We’re so used to metaphors about tastes that when we hear a kind smile called “sweet” or a nasty comment called “bitter,” the descriptions almost seem literal. New research shows that taste-related metaphors actually engage the emotional centers of the brain more than literal words with the same meaning.
A new study in the Journal of Cognitive Neuroscience is the first to experimentally show that the brain processes these everyday metaphors differently than literal language.
In the study, participants read 37 sentences that included common metaphors based on taste while the researchers recorded their brain activity. Each taste-related word was then swapped with a literal counterpart so that, for instance, “She looked at him sweetly” became “She looked at him kindly.”
The researchers found that the sentences containing words that invoked taste-activated areas known to be associated with emotional processing, such as the amygdala, as well as the areas known as the gustatory cortices that allow for the physical act of tasting.
Interestingly, the metaphorical and literal words only resulted in brain activity related to emotion when part of a sentence, but stimulated the gustatory cortices both in sentences and as stand-alone words.
‘Sweet’ vs. ‘kind’
Metaphorical sentences may spark increased brain activity in emotion-related regions because they allude to physical experiences, says coauthor Adele Goldberg, a professor of linguistics at Princeton University.
Human language frequently uses physical sensations or objects to refer to abstract domains such as time, understanding, or emotion, Goldberg says. For instance, people liken love to a number of afflictions including being “sick” or shot through the heart with an arrow.
Similarly, “sweet” has a much clearer physical component than “kind.” The new research suggests that these associations go beyond just being descriptive to engage our brains on an emotional level and potentially amplify the impact of the sentence, Goldberg says.
“You begin to realize when you look at metaphors how common they are in helping us understand abstract domains,” Goldberg says. “It could be that we are more engaged with abstract concepts when we use metaphorical language that ties into physical experiences.”
If metaphors in general elicit an emotional response from the brain that is similar to that caused by taste-related metaphors, then that could mean that figurative language presents a “rhetorical advantage” when communicating with others, explains coauthor Francesca Citron, a postdoctoral researcher of psycholinguistics at the Free University of Berlin’s Languages of Emotion research center.
“Figurative language may be more effective in communication and may facilitate processes such as affiliation, persuasion, and support,” Citron says. “Further, as a reader or listener, one should be wary of being overly influenced by metaphorical language.”

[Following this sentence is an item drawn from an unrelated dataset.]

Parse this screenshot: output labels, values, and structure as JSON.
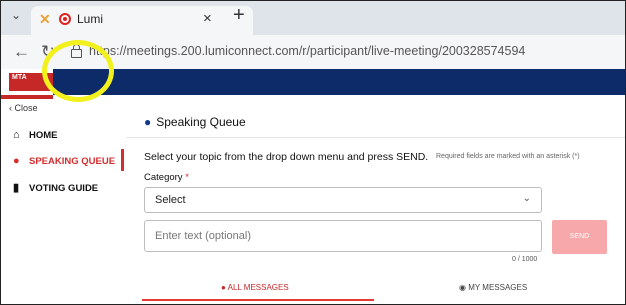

Colloquially, metaphors seem to be employed precisely to evoke an emotional reaction, yet the actual emotional effect of figurative phrases on the person hearing them has not before been deeply explored, says Benjamin Bergen, an associate professor of cognitive science at the University of California, San Diego, who studies language comprehension, and metaphorical language and thought.
“There’s a lot of research on the conceptual effects of metaphors, such as how they allow people to think about new or abstract concepts in terms of concrete things they’re familiar with. But there’s very little work on the emotional impact of metaphor,” says Bergen, who had no role in the research but is familiar with it.
“Emotional impact seems to be one of the main reasons people use metaphors to begin with. For instance, a senator might describe a bill as ‘job-killing’ to evoke an emotional reaction,” he says. “These results suggest that using certain metaphorical expressions induces more of an emotional reaction than saying the same thing literally. Those expressions that have this property are likely to have the effects on reasoning, inference, judgment, and decision-making that emotion is known to have.”
The brain areas that taste-related words did not stimulate are also an important outcome of the study, Citron says. Existing research on metaphors and neural processing has shown that figurative language generally requires more brainpower than literal language, Citron and Goldberg write. But these bursts of neural activity have been related to higher-order processing from thinking through an unfamiliar metaphor.
The brain activity Citron and Goldberg observed did not correlate with this process. In order to create the metaphorical- and literal-sentence stimuli, they had a group of people separate from the study participants rate sentences for familiarity, apparent arousal, imageability—which is how easily a phrase can be imagined in the reader’s mind—and how positive or negative each sentence was interpreted as being.
The metaphorical and literal sentences were equal on all of these factors. In addition, each metaphorical phrase and its literal counterpart were rated as being highly similar in meaning.
These steps helped to ensure that the metaphorical and literal sentences were equally as easy to comprehend. Thus, the brain activity the researchers recorded was not likely to be in response to any additional difficulty study participants had in understanding the metaphors.
“It is important to rule out possible effects of familiarity, since less familiar items may require more processing resources to be understood and elicit enhanced brain responses in several brain regions,” Citron says.
Citron and Goldberg plan to follow up on their results by examining if figurative language is remembered more accurately than literal language, if metaphors are more physically stimulating, and if metaphors related to other senses also provoke an emotional response from the brain.
An Einstein Visiting Fellowship from the Einstein Foundation in Berlin supported the work.
Source: Princeton University